--- Activity ---
Write out the entries below exactly as they stand. Skip every image.

--- App and web page records ---
--
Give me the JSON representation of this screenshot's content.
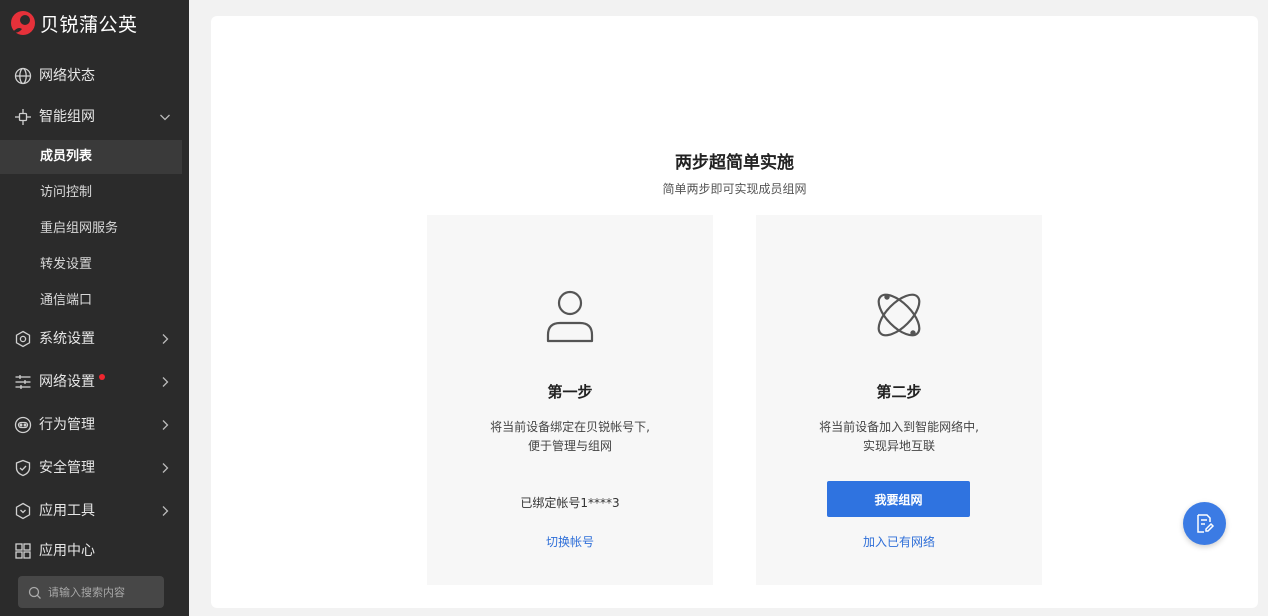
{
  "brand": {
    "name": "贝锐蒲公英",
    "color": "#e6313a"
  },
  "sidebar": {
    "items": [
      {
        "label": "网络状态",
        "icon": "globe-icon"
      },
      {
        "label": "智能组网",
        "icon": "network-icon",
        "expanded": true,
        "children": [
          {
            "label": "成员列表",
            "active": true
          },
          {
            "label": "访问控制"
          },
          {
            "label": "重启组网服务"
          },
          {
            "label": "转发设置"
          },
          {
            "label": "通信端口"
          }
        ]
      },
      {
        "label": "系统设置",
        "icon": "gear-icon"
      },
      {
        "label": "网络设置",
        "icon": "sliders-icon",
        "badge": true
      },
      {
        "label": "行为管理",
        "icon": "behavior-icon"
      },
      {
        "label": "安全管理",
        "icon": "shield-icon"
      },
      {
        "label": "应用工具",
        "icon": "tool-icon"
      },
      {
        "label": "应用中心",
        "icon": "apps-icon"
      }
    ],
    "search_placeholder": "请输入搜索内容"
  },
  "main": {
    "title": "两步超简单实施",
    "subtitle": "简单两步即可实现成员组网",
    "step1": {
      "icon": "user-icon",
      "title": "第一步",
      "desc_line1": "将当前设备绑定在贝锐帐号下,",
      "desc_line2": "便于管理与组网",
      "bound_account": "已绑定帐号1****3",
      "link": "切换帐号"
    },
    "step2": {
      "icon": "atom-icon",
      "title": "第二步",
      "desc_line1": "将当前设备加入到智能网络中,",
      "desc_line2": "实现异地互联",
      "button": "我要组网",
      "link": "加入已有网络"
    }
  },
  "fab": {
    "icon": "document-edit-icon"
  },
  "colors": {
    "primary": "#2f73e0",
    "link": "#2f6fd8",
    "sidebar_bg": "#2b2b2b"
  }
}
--
--- Reply to the task ---
Give me the JSON representation of this screenshot's content.
{
  "brand": {
    "name": "贝锐蒲公英",
    "color": "#e6313a"
  },
  "sidebar": {
    "items": [
      {
        "label": "网络状态",
        "icon": "globe-icon"
      },
      {
        "label": "智能组网",
        "icon": "network-icon",
        "expanded": true,
        "children": [
          {
            "label": "成员列表",
            "active": true
          },
          {
            "label": "访问控制"
          },
          {
            "label": "重启组网服务"
          },
          {
            "label": "转发设置"
          },
          {
            "label": "通信端口"
          }
        ]
      },
      {
        "label": "系统设置",
        "icon": "gear-icon"
      },
      {
        "label": "网络设置",
        "icon": "sliders-icon",
        "badge": true
      },
      {
        "label": "行为管理",
        "icon": "behavior-icon"
      },
      {
        "label": "安全管理",
        "icon": "shield-icon"
      },
      {
        "label": "应用工具",
        "icon": "tool-icon"
      },
      {
        "label": "应用中心",
        "icon": "apps-icon"
      }
    ],
    "search_placeholder": "请输入搜索内容"
  },
  "main": {
    "title": "两步超简单实施",
    "subtitle": "简单两步即可实现成员组网",
    "step1": {
      "icon": "user-icon",
      "title": "第一步",
      "desc_line1": "将当前设备绑定在贝锐帐号下,",
      "desc_line2": "便于管理与组网",
      "bound_account": "已绑定帐号1****3",
      "link": "切换帐号"
    },
    "step2": {
      "icon": "atom-icon",
      "title": "第二步",
      "desc_line1": "将当前设备加入到智能网络中,",
      "desc_line2": "实现异地互联",
      "button": "我要组网",
      "link": "加入已有网络"
    }
  },
  "fab": {
    "icon": "document-edit-icon"
  },
  "colors": {
    "primary": "#2f73e0",
    "link": "#2f6fd8",
    "sidebar_bg": "#2b2b2b"
  }
}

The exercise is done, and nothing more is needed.